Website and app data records
────
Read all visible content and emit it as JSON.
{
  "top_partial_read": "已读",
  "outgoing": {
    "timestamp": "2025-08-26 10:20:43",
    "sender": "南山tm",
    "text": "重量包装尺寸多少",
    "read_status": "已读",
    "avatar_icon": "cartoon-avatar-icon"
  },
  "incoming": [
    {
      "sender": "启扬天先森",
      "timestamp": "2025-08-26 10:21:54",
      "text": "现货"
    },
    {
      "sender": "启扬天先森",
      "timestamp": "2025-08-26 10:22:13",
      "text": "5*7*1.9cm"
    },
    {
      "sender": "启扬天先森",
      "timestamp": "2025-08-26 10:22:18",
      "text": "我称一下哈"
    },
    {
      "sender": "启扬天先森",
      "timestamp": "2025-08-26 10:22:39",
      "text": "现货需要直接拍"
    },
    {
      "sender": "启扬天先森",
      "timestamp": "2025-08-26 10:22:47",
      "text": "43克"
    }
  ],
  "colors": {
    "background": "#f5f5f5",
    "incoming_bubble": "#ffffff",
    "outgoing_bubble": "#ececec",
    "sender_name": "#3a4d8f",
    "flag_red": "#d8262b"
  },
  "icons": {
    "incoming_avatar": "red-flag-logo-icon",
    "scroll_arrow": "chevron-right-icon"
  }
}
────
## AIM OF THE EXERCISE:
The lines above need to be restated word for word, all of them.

## ANSWER TO THE EXERCISE:
Read all visible content and emit it as JSON.
{
  "top_partial_read": "已读",
  "outgoing": {
    "timestamp": "2025-08-26 10:20:43",
    "sender": "南山tm",
    "text": "重量包装尺寸多少",
    "read_status": "已读",
    "avatar_icon": "cartoon-avatar-icon"
  },
  "incoming": [
    {
      "sender": "启扬天先森",
      "timestamp": "2025-08-26 10:21:54",
      "text": "现货"
    },
    {
      "sender": "启扬天先森",
      "timestamp": "2025-08-26 10:22:13",
      "text": "5*7*1.9cm"
    },
    {
      "sender": "启扬天先森",
      "timestamp": "2025-08-26 10:22:18",
      "text": "我称一下哈"
    },
    {
      "sender": "启扬天先森",
      "timestamp": "2025-08-26 10:22:39",
      "text": "现货需要直接拍"
    },
    {
      "sender": "启扬天先森",
      "timestamp": "2025-08-26 10:22:47",
      "text": "43克"
    }
  ],
  "colors": {
    "background": "#f5f5f5",
    "incoming_bubble": "#ffffff",
    "outgoing_bubble": "#ececec",
    "sender_name": "#3a4d8f",
    "flag_red": "#d8262b"
  },
  "icons": {
    "incoming_avatar": "red-flag-logo-icon",
    "scroll_arrow": "chevron-right-icon"
  }
}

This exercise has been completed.